- Croods' Cuts (Lost Scenes): A Writers/Directors Chris Sanders and Kirk DeMicco introduction (0:25) is followed by the following deleted scenes: Crazy Grug (2:36), It's Rain (3:08), It's a Great Cave (1:09), and Termites (1:15). The filmmakers also introduce each scene and explain why scenes were removed from the final cut. Scenes appear in a very basic state of progression.
- Be An Artist: to the supplement with Supervising Animator Sean Sexton is followed by his lessons on how to draw the following characters from the film: Belt (12:00), Macawnivore (15:22), and Mousephant (7:45).
- The Croods Theatrical trailer
- Sneak Peek: Previews for Turbo, Shrek the Musical, Epic, various Holiday-themed films including the Dreamworks Collection and Percy Jackson: Sea of Monsters.
- World of DreamWorks Animation: Tidbits from Shrek, Madagascar, How to Train Your Dragon, and Kung Fu Panda.
- DVD Copy.
- Digital Copy: UV, iTunes, and on-disc available

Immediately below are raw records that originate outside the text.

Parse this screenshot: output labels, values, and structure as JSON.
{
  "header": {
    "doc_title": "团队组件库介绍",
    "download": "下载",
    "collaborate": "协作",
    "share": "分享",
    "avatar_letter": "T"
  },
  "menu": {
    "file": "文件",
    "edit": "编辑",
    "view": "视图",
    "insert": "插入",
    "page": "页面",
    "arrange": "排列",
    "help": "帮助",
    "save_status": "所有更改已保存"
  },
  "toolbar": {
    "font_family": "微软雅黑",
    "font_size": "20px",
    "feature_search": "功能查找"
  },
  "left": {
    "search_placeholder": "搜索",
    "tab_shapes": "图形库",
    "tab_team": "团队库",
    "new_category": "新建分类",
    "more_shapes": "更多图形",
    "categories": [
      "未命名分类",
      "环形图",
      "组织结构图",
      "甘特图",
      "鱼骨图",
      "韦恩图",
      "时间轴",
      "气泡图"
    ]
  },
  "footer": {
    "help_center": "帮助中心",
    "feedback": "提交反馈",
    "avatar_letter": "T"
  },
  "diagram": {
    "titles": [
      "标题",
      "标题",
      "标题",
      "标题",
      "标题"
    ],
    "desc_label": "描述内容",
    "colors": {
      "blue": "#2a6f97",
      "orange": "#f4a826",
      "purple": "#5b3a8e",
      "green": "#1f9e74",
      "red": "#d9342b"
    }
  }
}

The Croods offers a hugely satisfying animated movie experience, particularly beyond the fairly stale and predictable superficial dynamics. Under the surface is a warm, welcoming story, a fun, honest, heartfelt tale of discovery, of satisfaction, of accepting new things, of understanding the greater world. It's a very sweet and touching experience amidst all of the humor, most of which hits and none of which falls completely flat. To be sure, there's not much room to reinvent the wheel -- the wheel, in this case, being the modern Pixar/DreamWorks/Sony Animation-style Family animated film -- but there's something to be said for sprucing it up and getting the most out of its capabilities, which The Croods does very well. Fox/DreamWorks' Blu-ray release of The Croods delivers the expectedly awesome picture and sound qualities, with a nice array of extras are included. Highly recommended, and the movie is sure to leave audiences of all ages extremely satisfied